Saturday morning’s capping of the liberty pole at Willson Park commemorates an event that “may or may not have happened here,” said Jim Ringwood of the Bedford Minuteman Company, “But it evokes the history of the colonial period.”
As this year’s first lieutenant, Ringwood will serve as master of ceremonies for the event, which every year is the first in a series of celebrations focusing on the hostilities that launched what became the American Revolution on April 19, 1775.
“Bedford is the tip of the iceberg, on Saturday morning, for events later in the day and then the following weekend,” said Peter Secor, this year’s captain of the Minutemen.
Pole capping is scheduled for Saturday morning at the intersection of The Great Road, Concord, and North Roads. The green triangle is named Willson Park, acknowledged for Jonathan Willson, captain of the original Bedford Minutemen, who was fatally shot on April 19 during a skirmish in Lincoln as volunteers exchanged fire with British troops retreating from Concord.

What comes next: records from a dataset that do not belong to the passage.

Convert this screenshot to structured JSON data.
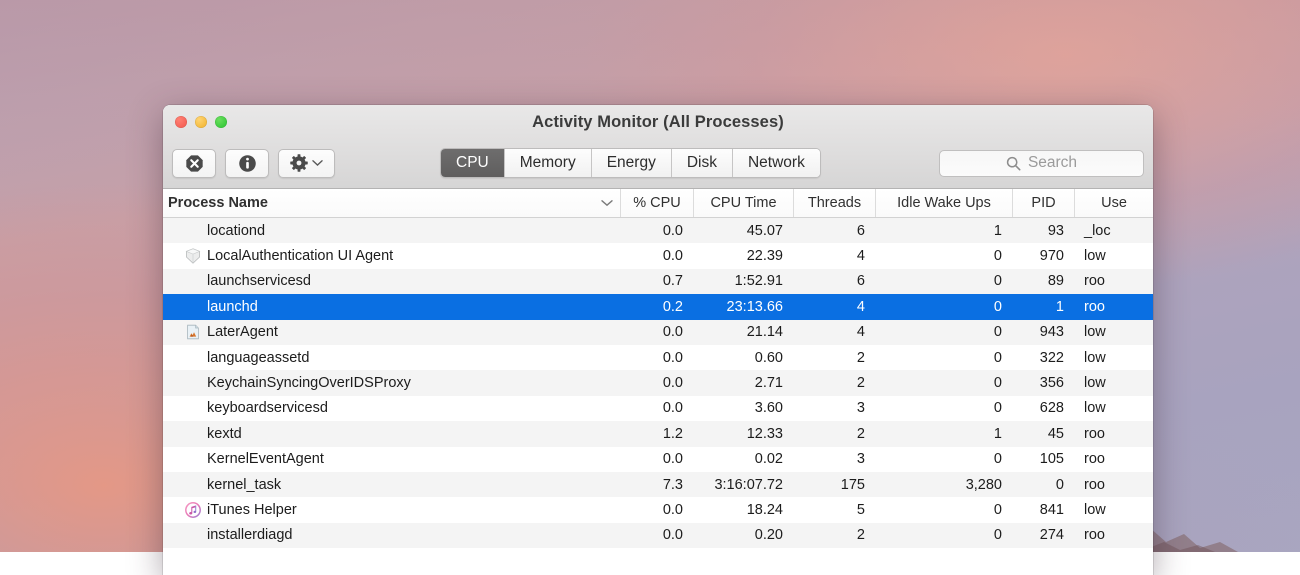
{
  "window": {
    "title": "Activity Monitor (All Processes)",
    "traffic_lights": [
      "close",
      "minimize",
      "zoom"
    ],
    "accent_selection": "#0a6fe2"
  },
  "toolbar": {
    "quit_process_label": "stop-process",
    "inspect_label": "inspect-process",
    "gear_label": "view-options",
    "tabs": [
      {
        "label": "CPU",
        "active": true
      },
      {
        "label": "Memory",
        "active": false
      },
      {
        "label": "Energy",
        "active": false
      },
      {
        "label": "Disk",
        "active": false
      },
      {
        "label": "Network",
        "active": false
      }
    ],
    "search": {
      "placeholder": "Search",
      "value": ""
    }
  },
  "table": {
    "columns": [
      {
        "key": "name",
        "label": "Process Name",
        "align": "left",
        "sorted": true
      },
      {
        "key": "cpu",
        "label": "% CPU",
        "align": "right"
      },
      {
        "key": "time",
        "label": "CPU Time",
        "align": "right"
      },
      {
        "key": "threads",
        "label": "Threads",
        "align": "right"
      },
      {
        "key": "idle",
        "label": "Idle Wake Ups",
        "align": "right"
      },
      {
        "key": "pid",
        "label": "PID",
        "align": "right"
      },
      {
        "key": "user",
        "label": "Use",
        "align": "left"
      }
    ],
    "rows": [
      {
        "name": "locationd",
        "icon": "none",
        "cpu": "0.0",
        "time": "45.07",
        "threads": "6",
        "idle": "1",
        "pid": "93",
        "user": "_loc",
        "selected": false
      },
      {
        "name": "LocalAuthentication UI Agent",
        "icon": "shield",
        "cpu": "0.0",
        "time": "22.39",
        "threads": "4",
        "idle": "0",
        "pid": "970",
        "user": "low",
        "selected": false
      },
      {
        "name": "launchservicesd",
        "icon": "none",
        "cpu": "0.7",
        "time": "1:52.91",
        "threads": "6",
        "idle": "0",
        "pid": "89",
        "user": "roo",
        "selected": false
      },
      {
        "name": "launchd",
        "icon": "none",
        "cpu": "0.2",
        "time": "23:13.66",
        "threads": "4",
        "idle": "0",
        "pid": "1",
        "user": "roo",
        "selected": true
      },
      {
        "name": "LaterAgent",
        "icon": "doc",
        "cpu": "0.0",
        "time": "21.14",
        "threads": "4",
        "idle": "0",
        "pid": "943",
        "user": "low",
        "selected": false
      },
      {
        "name": "languageassetd",
        "icon": "none",
        "cpu": "0.0",
        "time": "0.60",
        "threads": "2",
        "idle": "0",
        "pid": "322",
        "user": "low",
        "selected": false
      },
      {
        "name": "KeychainSyncingOverIDSProxy",
        "icon": "none",
        "cpu": "0.0",
        "time": "2.71",
        "threads": "2",
        "idle": "0",
        "pid": "356",
        "user": "low",
        "selected": false
      },
      {
        "name": "keyboardservicesd",
        "icon": "none",
        "cpu": "0.0",
        "time": "3.60",
        "threads": "3",
        "idle": "0",
        "pid": "628",
        "user": "low",
        "selected": false
      },
      {
        "name": "kextd",
        "icon": "none",
        "cpu": "1.2",
        "time": "12.33",
        "threads": "2",
        "idle": "1",
        "pid": "45",
        "user": "roo",
        "selected": false
      },
      {
        "name": "KernelEventAgent",
        "icon": "none",
        "cpu": "0.0",
        "time": "0.02",
        "threads": "3",
        "idle": "0",
        "pid": "105",
        "user": "roo",
        "selected": false
      },
      {
        "name": "kernel_task",
        "icon": "none",
        "cpu": "7.3",
        "time": "3:16:07.72",
        "threads": "175",
        "idle": "3,280",
        "pid": "0",
        "user": "roo",
        "selected": false
      },
      {
        "name": "iTunes Helper",
        "icon": "itunes",
        "cpu": "0.0",
        "time": "18.24",
        "threads": "5",
        "idle": "0",
        "pid": "841",
        "user": "low",
        "selected": false
      },
      {
        "name": "installerdiagd",
        "icon": "none",
        "cpu": "0.0",
        "time": "0.20",
        "threads": "2",
        "idle": "0",
        "pid": "274",
        "user": "roo",
        "selected": false
      }
    ]
  }
}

(Trivia break – the roadway that links North and Concord Roads, on the northwest leg of Willson Park, is named Park Row.)
Pole-capping re-enacts pre-Revolution activism, with the red cap a statement of defiance to the British crown.

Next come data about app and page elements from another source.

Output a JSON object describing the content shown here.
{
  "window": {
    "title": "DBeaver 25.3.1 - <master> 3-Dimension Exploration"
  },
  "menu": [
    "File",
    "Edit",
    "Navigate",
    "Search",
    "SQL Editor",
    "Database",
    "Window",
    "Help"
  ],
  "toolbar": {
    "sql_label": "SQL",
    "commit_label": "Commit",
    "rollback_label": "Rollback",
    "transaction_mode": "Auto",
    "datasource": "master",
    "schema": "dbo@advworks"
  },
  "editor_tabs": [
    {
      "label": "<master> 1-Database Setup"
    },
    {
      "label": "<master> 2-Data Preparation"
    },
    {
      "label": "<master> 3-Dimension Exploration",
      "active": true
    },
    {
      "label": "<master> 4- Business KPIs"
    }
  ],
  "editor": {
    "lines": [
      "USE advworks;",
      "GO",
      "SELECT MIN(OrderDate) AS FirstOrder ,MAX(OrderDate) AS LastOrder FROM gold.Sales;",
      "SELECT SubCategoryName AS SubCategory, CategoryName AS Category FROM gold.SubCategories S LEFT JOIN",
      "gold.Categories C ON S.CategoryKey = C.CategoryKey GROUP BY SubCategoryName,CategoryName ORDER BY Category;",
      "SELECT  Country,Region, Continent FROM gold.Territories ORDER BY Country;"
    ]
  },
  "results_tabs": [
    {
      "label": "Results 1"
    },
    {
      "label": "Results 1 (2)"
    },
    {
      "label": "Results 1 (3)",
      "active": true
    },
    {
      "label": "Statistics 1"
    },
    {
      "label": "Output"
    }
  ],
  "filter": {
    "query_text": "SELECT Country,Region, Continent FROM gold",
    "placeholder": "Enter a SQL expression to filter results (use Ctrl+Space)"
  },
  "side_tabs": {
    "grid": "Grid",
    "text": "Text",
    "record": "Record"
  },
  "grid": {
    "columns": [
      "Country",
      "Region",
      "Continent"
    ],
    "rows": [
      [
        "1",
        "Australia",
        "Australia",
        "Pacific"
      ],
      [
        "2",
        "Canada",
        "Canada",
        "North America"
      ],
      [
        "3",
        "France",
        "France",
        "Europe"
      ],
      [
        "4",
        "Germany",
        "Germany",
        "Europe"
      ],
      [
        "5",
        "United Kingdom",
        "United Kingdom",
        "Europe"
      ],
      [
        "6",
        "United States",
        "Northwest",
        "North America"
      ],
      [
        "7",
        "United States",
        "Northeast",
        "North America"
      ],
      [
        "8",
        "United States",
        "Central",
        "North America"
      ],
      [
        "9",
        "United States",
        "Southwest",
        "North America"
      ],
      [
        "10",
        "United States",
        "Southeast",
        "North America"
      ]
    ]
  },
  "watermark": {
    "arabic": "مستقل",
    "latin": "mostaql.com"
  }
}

Colonial marchers from several area towns will stand in formation as the Bedford company steps off at 10:15 a.m., carrying the liberty pole, which will be installed into a newly-rebuilt wooden stanchion on the park turf. (Secor thanked longtime Minuteman Dr. Roy Kring for arranging for the replacement.)
Historically in Bedford, a Minuteman shinnies up the pole and attaches the knit cap to the top. This year the company invited a detachment from the Air Force Junior Reserve Officer Training Corps from Bedford High School to participate in the parade, and one of the students will have the honor of climbing and capping.
All the colonial marchers then parade in formation past the reviewing stand.
“We are the only group in the region that has anything to do with a liberty pole,” Ringwood stated, noting that the custom actually had its origin during the time of the Roman Empire.
Secor added, “It’s terrific to have the first event – there has been a lot of preparation this year. All the other companies are excited to be here.” Ringwood added, “There’s a social aspect of it for all the area groups and they get into shape for the season.”
Indeed, early Saturday afternoon Minutemen from Bedford and nearby towns will reconvene around Meriam’s Corner – Lexington and Old Bedford Roads – in Concord to commemorate the 1775 fighting there. Secor said there also will be a ceremony later in the afternoon at the Paul Revere capture site on Route 2A east of Hanscom Drive.
The Minuteman leaders are also looking ahead two years from this weekend when Bedford’s pole-capping will be the first event of a two-year national celebration: the 250th anniversary of the Revolution. They said they hope more residents get involved to bolster the Minuteman membership, which exceeded 50 during the American Revolution Bicentennial in 1975.
Secor said he can get emotional “walking at the places where all this actually happened.” Ringwood said even after experiencing about 25 pole-cappings, “it still has an effect – that’s the whole purpose.”
Ringwood wasn’t there, but his father-in-law, John Ahearn, presided at the first Bedford pole-capping in 1965, after he led the campaign to reconstitute the Minuteman company.
“If you have an old town from colonial times filled with colonial names, it’s nice to learn more about them,” Ringwood remarked.